The Supreme Court on Tuesday endorsed a decision to levy some 3.4 billion in penalty taxes on the former chairman of pachinko-machine maker Heiwa Corp., reversing an earlier Tokyo High Court ruling.
Kenkichi Nakajima filed a complaint with the Tokyo District Court against additional and penalty taxes imposed on him after tax officials charged in 1992 that he failed to report 50 billion in taxable income, the largest sum at the time for an individual.
The district court in 1997 endorsed both the additional and penalty taxes levied on him.
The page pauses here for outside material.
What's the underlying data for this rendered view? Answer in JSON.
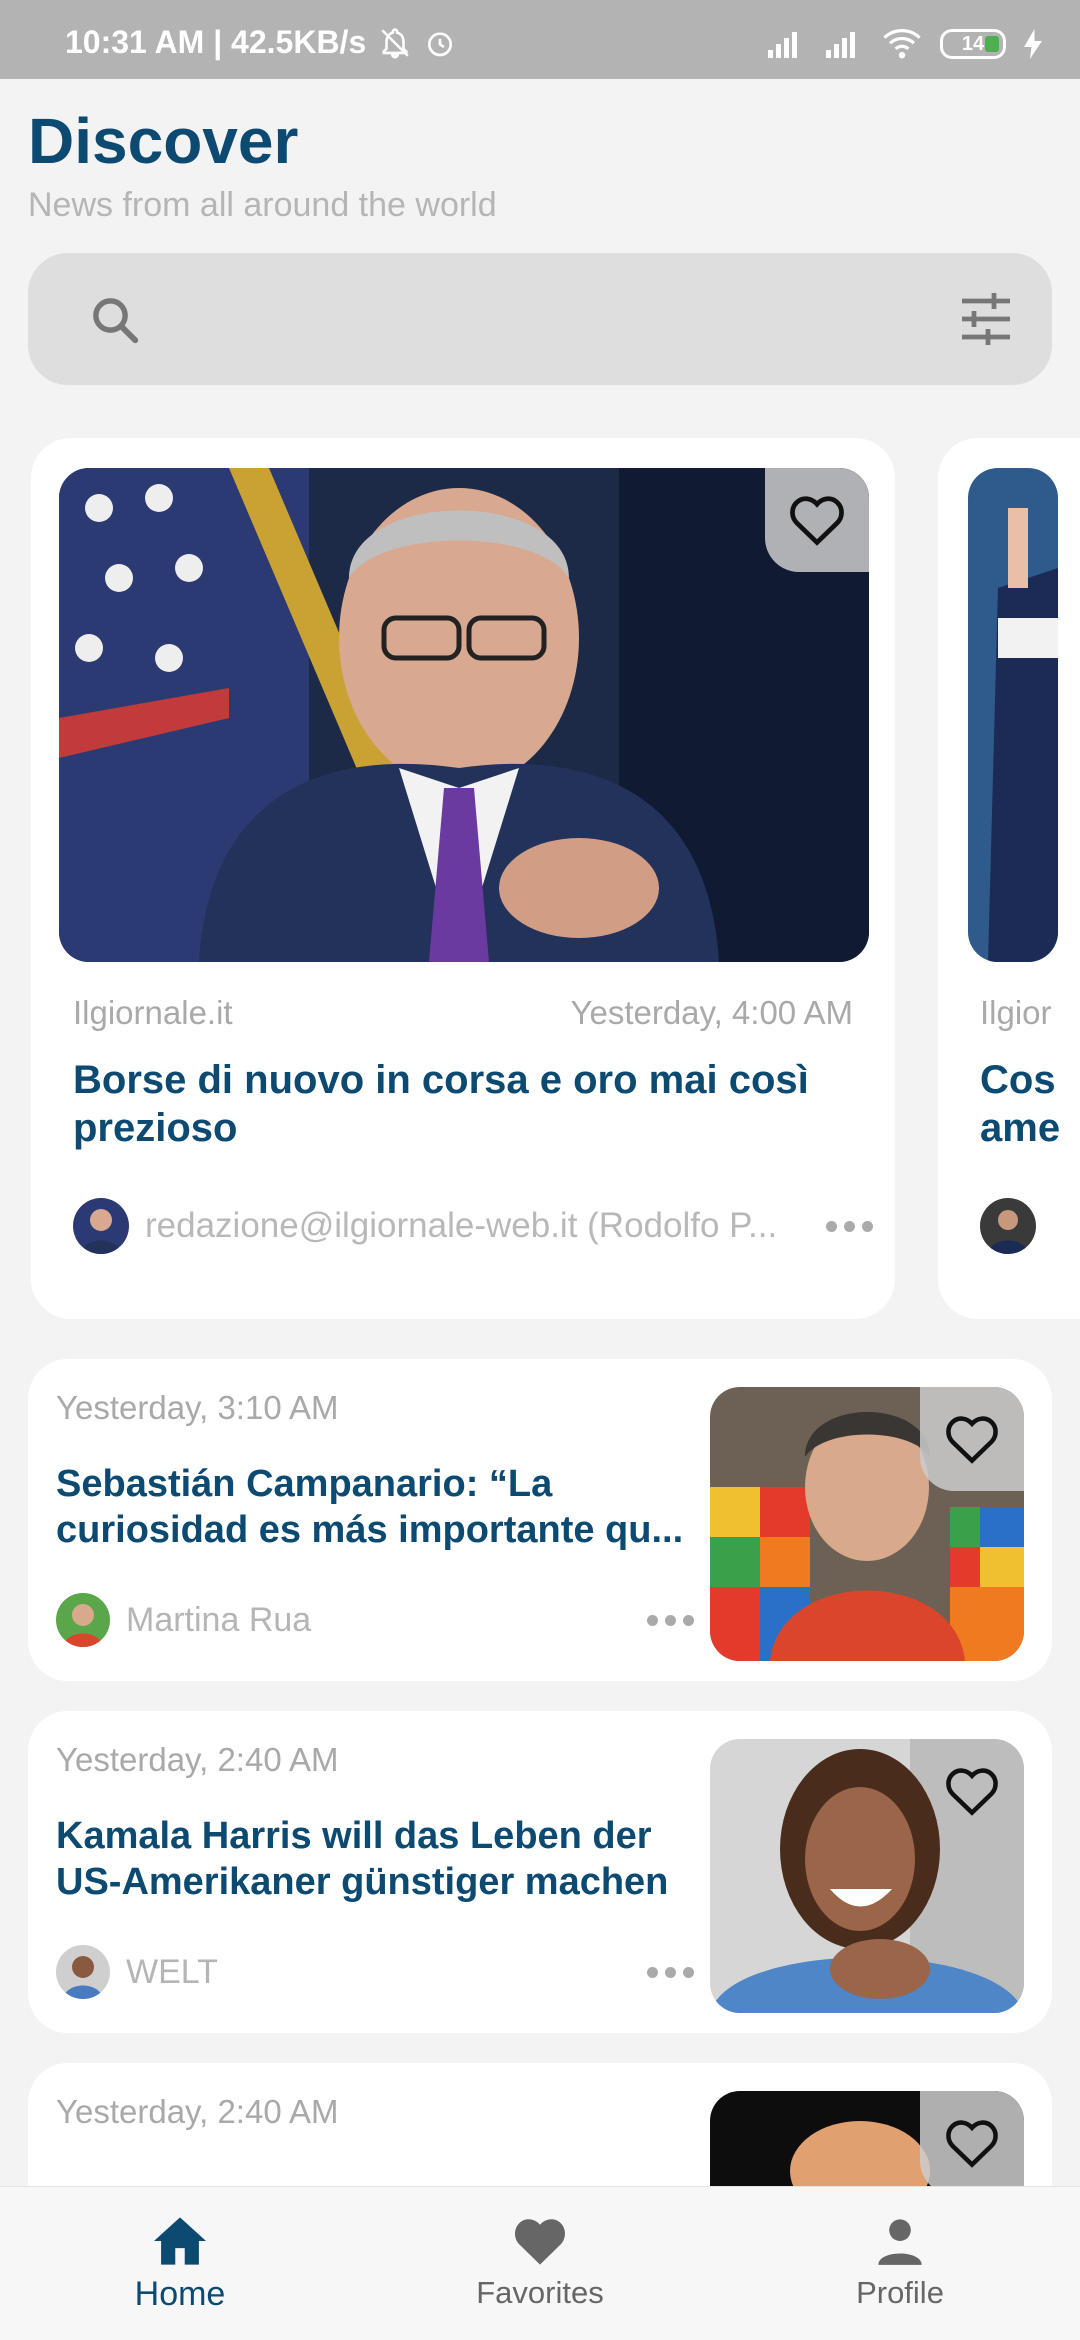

The high court, however, nullified the 3.4 billion in penalty taxes.
At the Supreme Court, Nakajima and tax officials argued over whether the penalty taxes were justified on alleged interest income on 345.5 billion in loans that Nakajima provided to his family company in 1989. At the time, Nakajima sold his 30 million shares in Heiwa to the family firm and lent the 345.5 billion interest-free to the company so it could buy the shares.
Nakajima, 83, claimed that tax authorities could not impose additional and penalty taxes on him, citing a tax department guidebook that says interest-free loans given by an individual to a corporation are not taxable.
Supreme Court Presiding Judge Tokiyasu Fujita said the loans represented an irrational, unnatural deal and do not qualify for the tax exemption outlined in the guidebook.
In a time of both misinformation and too much information, quality journalism is more crucial than ever.
By subscribing, you can help us get the story right.